Friday, January 23, 2009

Heading north on Core Sound

That's Bruce, my friend of over three decades, at the tiller of Spartina, my home built John Welsford-designed Pathfinder yawl.  We were on a six day sailing trip in North Carolina in the Fall of 2007.  I shot this photo sitting back on the transom leaning backwards right next to the mizzen mast.  We covered about 100 miles in six days of sailing.  Just a great trip.  I admire Bruce for being adventurous enough to give it a try.  He had never really done any sailing before, let alone spending days and nights on boat a 17 foot 4 in open cockpit boat.  We had lots of wind, no wind, nice breezes, sunshine, thunderstorms and bright blue skies.  Chuck from Duckworks was nice enough to publish an on-line story about the trip.  You can read the story here.

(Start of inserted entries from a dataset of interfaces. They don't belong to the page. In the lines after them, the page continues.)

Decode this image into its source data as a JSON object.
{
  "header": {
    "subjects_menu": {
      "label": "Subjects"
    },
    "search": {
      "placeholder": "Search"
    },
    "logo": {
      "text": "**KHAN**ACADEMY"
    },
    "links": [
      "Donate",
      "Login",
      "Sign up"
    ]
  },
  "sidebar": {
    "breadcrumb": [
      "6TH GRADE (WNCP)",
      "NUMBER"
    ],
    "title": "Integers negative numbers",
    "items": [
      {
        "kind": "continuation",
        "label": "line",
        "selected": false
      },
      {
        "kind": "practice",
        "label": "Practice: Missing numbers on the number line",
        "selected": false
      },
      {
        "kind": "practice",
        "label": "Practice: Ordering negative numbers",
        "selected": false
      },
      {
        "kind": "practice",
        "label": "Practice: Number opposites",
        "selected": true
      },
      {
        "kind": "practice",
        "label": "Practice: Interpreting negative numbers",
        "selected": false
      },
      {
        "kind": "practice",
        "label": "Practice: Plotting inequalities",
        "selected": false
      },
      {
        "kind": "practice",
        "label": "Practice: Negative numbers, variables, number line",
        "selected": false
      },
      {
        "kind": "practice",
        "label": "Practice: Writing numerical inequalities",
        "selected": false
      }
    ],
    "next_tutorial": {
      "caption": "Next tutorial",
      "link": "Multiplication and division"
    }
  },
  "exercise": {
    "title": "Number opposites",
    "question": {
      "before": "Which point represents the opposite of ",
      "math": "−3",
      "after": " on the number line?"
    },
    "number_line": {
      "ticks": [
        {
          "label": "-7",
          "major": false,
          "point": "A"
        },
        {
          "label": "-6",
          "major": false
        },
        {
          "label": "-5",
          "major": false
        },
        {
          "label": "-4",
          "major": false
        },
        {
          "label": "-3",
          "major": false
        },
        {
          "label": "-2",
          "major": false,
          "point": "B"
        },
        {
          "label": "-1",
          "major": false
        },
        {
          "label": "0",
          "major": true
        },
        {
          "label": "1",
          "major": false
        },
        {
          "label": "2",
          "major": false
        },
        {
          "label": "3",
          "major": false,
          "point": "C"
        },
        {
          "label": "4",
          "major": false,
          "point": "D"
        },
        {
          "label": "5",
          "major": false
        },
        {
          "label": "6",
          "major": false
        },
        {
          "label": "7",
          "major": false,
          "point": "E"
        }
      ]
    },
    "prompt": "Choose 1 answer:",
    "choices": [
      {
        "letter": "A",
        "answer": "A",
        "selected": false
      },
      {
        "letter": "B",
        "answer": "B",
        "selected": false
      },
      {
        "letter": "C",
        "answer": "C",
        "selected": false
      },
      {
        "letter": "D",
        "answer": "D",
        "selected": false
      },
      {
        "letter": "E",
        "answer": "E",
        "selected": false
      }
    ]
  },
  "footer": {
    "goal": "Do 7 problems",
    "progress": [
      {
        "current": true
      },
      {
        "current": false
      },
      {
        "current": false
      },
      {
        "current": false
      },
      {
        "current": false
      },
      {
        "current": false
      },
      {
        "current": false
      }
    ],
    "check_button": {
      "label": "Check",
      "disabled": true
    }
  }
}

The only fly in the ointment, so to speak, for our trip were the mosquitos.  I think we have figured out how to deal with them.  We'll be doing a trip this Spring in North Carolina.  Defeating the mosquitos will greatly add to our enjoyment.  That's why I'm calling the trip The Skeeter Beater 126.

Thursday, January 22, 2009


The water on the intracoastal waterway near my house was frozen a few days ago.  The limbs of the trees are bare.  The days are short and the weather is cold.  
The lines have been pulled from the rigging of Spartina.  I washed and rewhipped them in November.  The are piled inside the boat with the spars.  It is a bit of a mess.  A tub of batteries, a new spark plug for the outboard, a piece of bungee cord, my white rubber boots, called Wanchese Slippers by my fishing guide friend from the outer banks, all lay scattered about the boat.  
It is three weeks until pitchers and catchers report, the first hint of Spring.  I'll know then that warm weather is at least on the way.  I'll be on the night shift in February, it'll give me a chance to work on the boat in the mornings before I go in to work.  I've got to start making lists of things to do.  
In four months we'll make the trip.